In the lymphomas, from indolent follicular lymphoma to Hodgkin lymphoma to many other subtypes, many, many studies are showing progress.
In CML, where imatinib (Gleevec) years ago was the poster child for hope of a universal cancer “magic bullet,” patients continue to do well with that therapy and others that have followed. And some of my friends who have stopped therapy after knocking CML down to undetectable levels continue to fare well. While the success of single pills is less dramatic or not achievable in more complicated cancers like the ones above, the full and long life that many people with CML now lead is the near-term promise in several other blood cancers.

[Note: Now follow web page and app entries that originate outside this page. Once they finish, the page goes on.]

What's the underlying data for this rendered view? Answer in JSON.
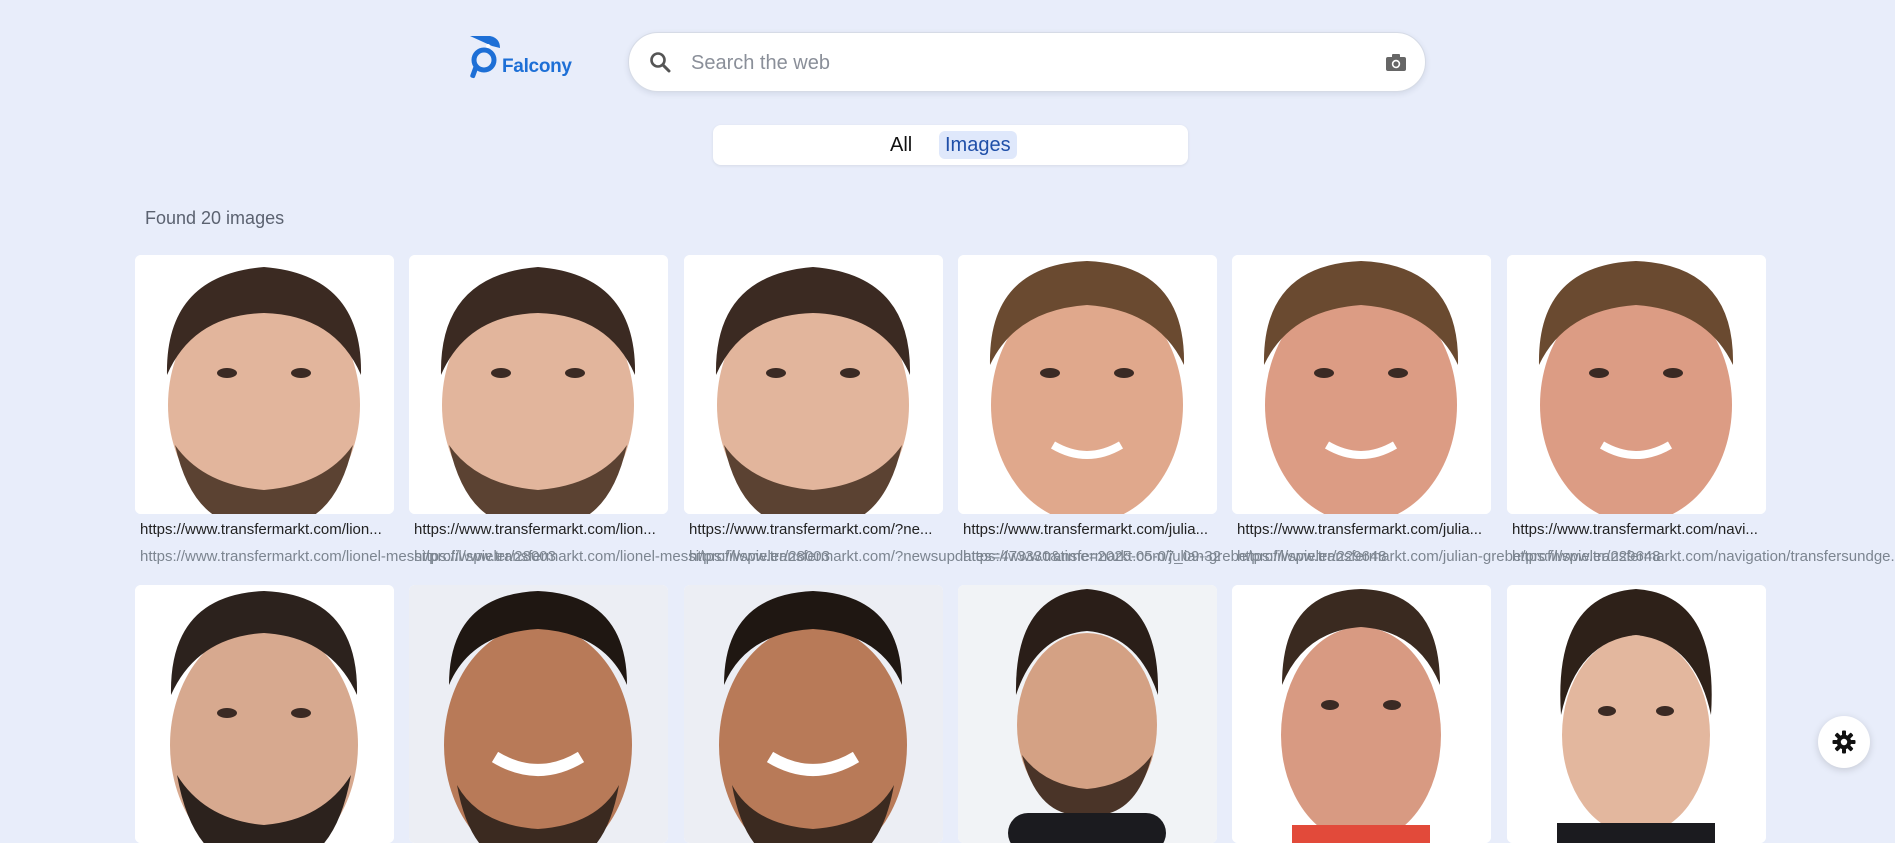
{
  "logo": {
    "text": "Falcony"
  },
  "search": {
    "placeholder": "Search the web",
    "value": ""
  },
  "tabs": [
    {
      "label": "All"
    },
    {
      "label": "Images"
    }
  ],
  "results_summary": "Found 20 images",
  "results": [
    {
      "title": "https://www.transfermarkt.com/lion...",
      "url": "https://www.transfermarkt.com/lionel-messi/profil/spieler/28003"
    },
    {
      "title": "https://www.transfermarkt.com/lion...",
      "url": "https://www.transfermarkt.com/lionel-messi/profil/spieler/28003"
    },
    {
      "title": "https://www.transfermarkt.com/?ne...",
      "url": "https://www.transfermarkt.com/?newsupdates=473330&time=2025-05-07_09-32"
    },
    {
      "title": "https://www.transfermarkt.com/julia...",
      "url": "https://www.transfermarkt.com/julian-grebe/profil/spieler/229648"
    },
    {
      "title": "https://www.transfermarkt.com/julia...",
      "url": "https://www.transfermarkt.com/julian-grebe/profil/spieler/229648"
    },
    {
      "title": "https://www.transfermarkt.com/navi...",
      "url": "https://www.transfermarkt.com/navigation/transfersundge..."
    },
    {
      "title": "",
      "url": ""
    },
    {
      "title": "",
      "url": ""
    },
    {
      "title": "",
      "url": ""
    },
    {
      "title": "",
      "url": ""
    },
    {
      "title": "",
      "url": ""
    },
    {
      "title": "",
      "url": ""
    }
  ],
  "icons": {
    "logo": "falcon-logo-icon",
    "search": "search-icon",
    "camera": "camera-icon",
    "settings": "gear-icon"
  },
  "colors": {
    "background": "#e8edfa",
    "accent": "#1d6fd6",
    "tab_active_bg": "#dfe8fb"
  }
}
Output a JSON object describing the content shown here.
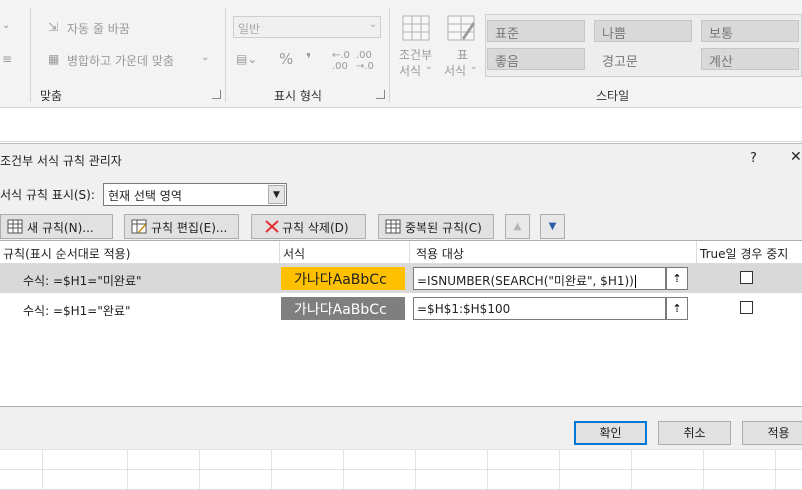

I would be remiss if I didn’t talk about cost of new therapies. They are very expensive. And long-term use of them may not be affordable for insurance companies, Medicare, individuals or our society. That’s why experimental combinations of even expensive medicines, used relatively short-term, may be the answer; no long-term sustained cost, just big guns to defeat the wily cancer cell once and for all. Again, a message echoed throughout the halls: hope.
As someone living with CLL and myelofibrosis, I was really heartened. I am flying home feeling pretty confident and calm and looking forward to how stories of meaningful progress roll out during 2016.
Please take a look out our continuing flow of educational and inspiration videos for your health condition and share them with others. We are on point to bring you continued messages of hope.
Happy holiday season and wishing you and your family the best of health!
Andrew is the author of the new book The Web-Savvy Patient: An Insider's Guide to Navigating the Internet When Facing Medical Crisis. He is a respected medical journalist and 15-year leukemia survivor. He founded healthtalk.com and patientpower.info and has hosted almost 3,000 online talk shows for patients with chronic conditions and cancers. Many of America's leading medical centers support ...